Supernurse Beverly Malone talks to MT this month about being an American fish in a British pond. Born in Kentucky, she became president of the American Nurses Association in 1996. Having assisted Bill Clinton in developing the US Patient Bill of Rights, she has represented the US at the World Health Assembly. Malone came here last year as the new general secretary of the Royal College of Nursing, Britain's largest professional association and trade union.
What lessons can today's leaders learn from figureheads of the past?
In Books this month, historian Tristram Hunt looks for the answer in Daniel Diehl and Mark Donnelly's How Did They Manage? Leadership Secrets of History.
After studying at Cambridge and Chicago, Hunt worked on the Labour Party's two most recent general election campaigns and acted as David Sainsbury's special adviser at the DTI. He's an associate fellow at the Centre for History and Economics at King's College, Cambridge.
Usually, it is the clients of MT's first class coach that are encouraged to go far. Next month, however, Miranda Kennett will be pushing herself to new heights. She is preparing for a 100-kilometre hike through the Andes to raise money for Scope, which helps those with cerebral palsy.
In her column this month, the CEO of The Coaching House advises on how yes men can start to say no. Let's hope she doesn't regret having said yes to her forthcoming adventure ...
From this month, MT's e-mailer from the Valley widens his horizons with a new column, State of the Nation - a broader look at business across the Pond. Denton has been sending his e-mails since September 2000 and he admitted last month that, in his view, Silicon Valley no longer shines as it once did. Formerly the FT's technology correspondent, Denton co-founded First Tuesday, followed by Moreover Technologies in 1998. This month, he investigates the potential of the elusive four-day working week.
Like the subjects of his latest MT shoot, photographer Gautier Deblonde moved here from his own country to pursue his career. Born in Lille, France, he came to London 11 years ago. 'London has a sense of freedom. You can be who you are and always find a corner that speaks to you,' says Deblonde, who has worked for the Independent's Saturday magazine, Time Out and the FT's The Business, and recently won first prize in the art-story category of the World Press awards.
There are a few reasons why 'Dome bloke' P-Y Gerbeau might not have warmed to living in Britain: one, he's French; two, he had a chilly reception on arriving here from Eurodisney to re-inflate our costly bubble; and three, we call him 'the Gerbil'. However, the CEO of Milton Keynes' entertainment extravaganza Xscape loves the UK and explains why in our feature on foreign bosses.
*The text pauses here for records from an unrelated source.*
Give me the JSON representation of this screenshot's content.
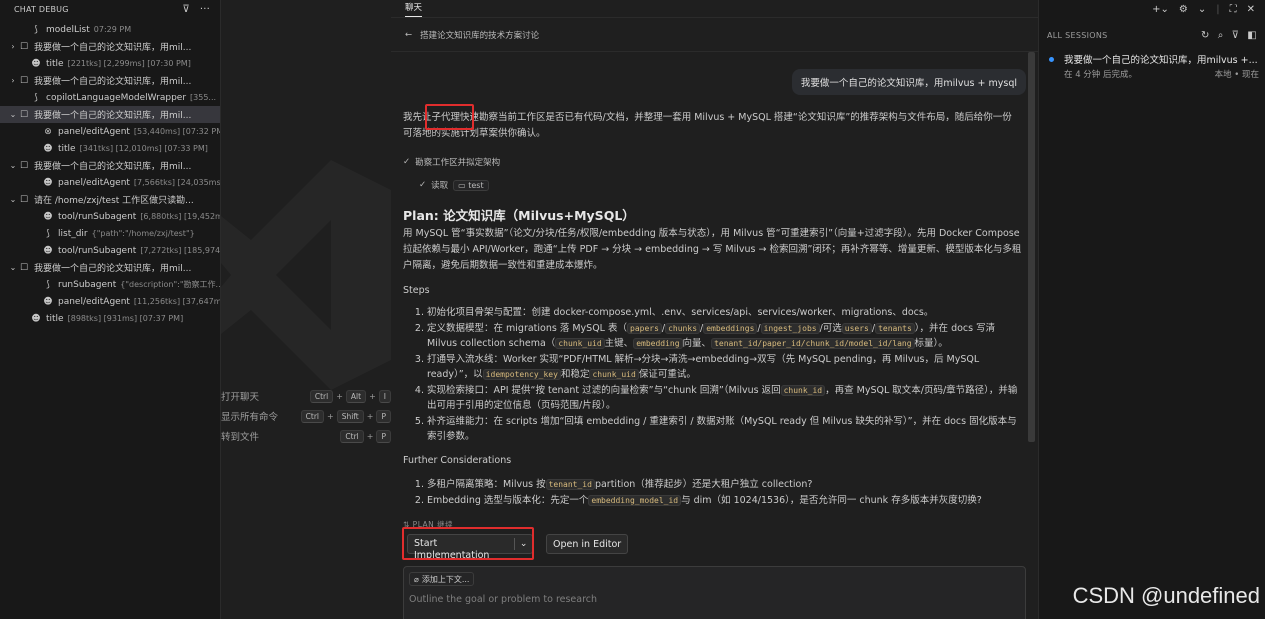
{
  "left_panel": {
    "title": "CHAT DEBUG",
    "items": [
      {
        "chevron": "",
        "icon": "⟆",
        "icon_name": "debug-step-icon",
        "label": "modelList",
        "meta": "07:29 PM",
        "indent": 1
      },
      {
        "chevron": "›",
        "icon": "☐",
        "icon_name": "chat-bubble-icon",
        "label": "我要做一个自己的论文知识库，用mil...",
        "meta": "",
        "indent": 0
      },
      {
        "chevron": "",
        "icon": "☻",
        "icon_name": "copilot-icon",
        "label": "title",
        "meta": "[221tks] [2,299ms] [07:30 PM]",
        "indent": 1
      },
      {
        "chevron": "›",
        "icon": "☐",
        "icon_name": "chat-bubble-icon",
        "label": "我要做一个自己的论文知识库，用mil...",
        "meta": "",
        "indent": 0
      },
      {
        "chevron": "",
        "icon": "⟆",
        "icon_name": "debug-step-icon",
        "label": "copilotLanguageModelWrapper",
        "meta": "[355...",
        "indent": 1
      },
      {
        "chevron": "⌄",
        "icon": "☐",
        "icon_name": "chat-bubble-icon",
        "label": "我要做一个自己的论文知识库，用mil...",
        "meta": "",
        "indent": 0,
        "selected": true
      },
      {
        "chevron": "",
        "icon": "⊗",
        "icon_name": "error-circle-icon",
        "label": "panel/editAgent",
        "meta": "[53,440ms] [07:32 PM]",
        "indent": 2
      },
      {
        "chevron": "",
        "icon": "☻",
        "icon_name": "copilot-icon",
        "label": "title",
        "meta": "[341tks] [12,010ms] [07:33 PM]",
        "indent": 2
      },
      {
        "chevron": "⌄",
        "icon": "☐",
        "icon_name": "chat-bubble-icon",
        "label": "我要做一个自己的论文知识库，用mil...",
        "meta": "",
        "indent": 0
      },
      {
        "chevron": "",
        "icon": "☻",
        "icon_name": "copilot-icon",
        "label": "panel/editAgent",
        "meta": "[7,566tks] [24,035ms]...",
        "indent": 2
      },
      {
        "chevron": "⌄",
        "icon": "☐",
        "icon_name": "chat-bubble-icon",
        "label": "请在 /home/zxj/test 工作区做只读勘...",
        "meta": "",
        "indent": 0
      },
      {
        "chevron": "",
        "icon": "☻",
        "icon_name": "copilot-icon",
        "label": "tool/runSubagent",
        "meta": "[6,880tks] [19,452m...",
        "indent": 2
      },
      {
        "chevron": "",
        "icon": "⟆",
        "icon_name": "debug-step-icon",
        "label": "list_dir",
        "meta": "{\"path\":\"/home/zxj/test\"}",
        "indent": 2
      },
      {
        "chevron": "",
        "icon": "☻",
        "icon_name": "copilot-icon",
        "label": "tool/runSubagent",
        "meta": "[7,272tks] [185,974...",
        "indent": 2
      },
      {
        "chevron": "⌄",
        "icon": "☐",
        "icon_name": "chat-bubble-icon",
        "label": "我要做一个自己的论文知识库，用mil...",
        "meta": "",
        "indent": 0
      },
      {
        "chevron": "",
        "icon": "⟆",
        "icon_name": "debug-step-icon",
        "label": "runSubagent",
        "meta": "{\"description\":\"勘察工作...",
        "indent": 2
      },
      {
        "chevron": "",
        "icon": "☻",
        "icon_name": "copilot-icon",
        "label": "panel/editAgent",
        "meta": "[11,256tks] [37,647m...",
        "indent": 2
      },
      {
        "chevron": "",
        "icon": "☻",
        "icon_name": "copilot-icon",
        "label": "title",
        "meta": "[898tks] [931ms] [07:37 PM]",
        "indent": 1
      }
    ]
  },
  "shortcuts": [
    {
      "label": "打开聊天",
      "keys": [
        "Ctrl",
        "Alt",
        "I"
      ]
    },
    {
      "label": "显示所有命令",
      "keys": [
        "Ctrl",
        "Shift",
        "P"
      ]
    },
    {
      "label": "转到文件",
      "keys": [
        "Ctrl",
        "P"
      ]
    }
  ],
  "chat": {
    "tab": "聊天",
    "back_title": "搭建论文知识库的技术方案讨论",
    "user_message": "我要做一个自己的论文知识库，用milvus + mysql",
    "intro": "我先让子代理快速勘察当前工作区是否已有代码/文档，并整理一套用 Milvus + MySQL 搭建“论文知识库”的推荐架构与文件布局，随后给你一份可落地的实施计划草案供你确认。",
    "task_done": "勘察工作区并拟定架构",
    "read_label": "读取",
    "read_chip": "test",
    "plan_title": "Plan: 论文知识库（Milvus+MySQL）",
    "plan_desc": "用 MySQL 管“事实数据”（论文/分块/任务/权限/embedding 版本与状态），用 Milvus 管“可重建索引”（向量+过滤字段）。先用 Docker Compose 拉起依赖与最小 API/Worker，跑通“上传 PDF → 分块 → embedding → 写 Milvus → 检索回溯”闭环；再补齐幂等、增量更新、模型版本化与多租户隔离，避免后期数据一致性和重建成本爆炸。",
    "steps_title": "Steps",
    "steps": {
      "s1": "初始化项目骨架与配置：创建 docker-compose.yml、.env、services/api、services/worker、migrations、docs。",
      "s2_a": "定义数据模型：在 migrations 落 MySQL 表（",
      "s2_c1": "papers",
      "s2_c2": "chunks",
      "s2_c3": "embeddings",
      "s2_c4": "ingest_jobs",
      "s2_b": "/可选",
      "s2_c5": "users",
      "s2_c6": "tenants",
      "s2_d": "），并在 docs 写清 Milvus collection schema（",
      "s2_c7": "chunk_uid",
      "s2_e": "主键、",
      "s2_c8": "embedding",
      "s2_f": "向量、",
      "s2_c9": "tenant_id/paper_id/chunk_id/model_id/lang",
      "s2_g": "标量）。",
      "s3_a": "打通导入流水线：Worker 实现“PDF/HTML 解析→分块→清洗→embedding→双写（先 MySQL pending，再 Milvus，后 MySQL ready）”，以",
      "s3_c1": "idempotency_key",
      "s3_b": "和稳定",
      "s3_c2": "chunk_uid",
      "s3_c": "保证可重试。",
      "s4_a": "实现检索接口：API 提供“按 tenant 过滤的向量检索”与“chunk 回溯”（Milvus 返回",
      "s4_c1": "chunk_id",
      "s4_b": "，再查 MySQL 取文本/页码/章节路径），并输出可用于引用的定位信息（页码范围/片段）。",
      "s5": "补齐运维能力：在 scripts 增加“回填 embedding / 重建索引 / 数据对账（MySQL ready 但 Milvus 缺失的补写）”，并在 docs 固化版本与索引参数。"
    },
    "further_title": "Further Considerations",
    "further": {
      "f1_a": "多租户隔离策略：Milvus 按",
      "f1_c": "tenant_id",
      "f1_b": "partition（推荐起步）还是大租户独立 collection?",
      "f2_a": "Embedding 选型与版本化：先定一个",
      "f2_c": "embedding_model_id",
      "f2_b": "与 dim（如 1024/1536），是否允许同一 chunk 存多版本并灰度切换?"
    },
    "plan_label": "⇅ PLAN 继续",
    "start_btn": "Start Implementation",
    "dropdown": "⌄",
    "open_editor": "Open in Editor",
    "add_context": "添加上下文...",
    "input_placeholder": "Outline the goal or problem to research"
  },
  "sessions": {
    "title": "ALL SESSIONS",
    "items": [
      {
        "title": "我要做一个自己的论文知识库，用milvus +...",
        "status": "在 4 分钟 后完成。",
        "meta": "本地 • 现在"
      }
    ]
  },
  "watermark": "CSDN @undefined",
  "colors": {
    "accent": "#3794ff",
    "highlight": "#e02d2d",
    "background": "#1f1f1f"
  }
}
If you're still not convinced, turn to 'Room Service' in Brain Food, where he names two London hotels as his favourite retreats.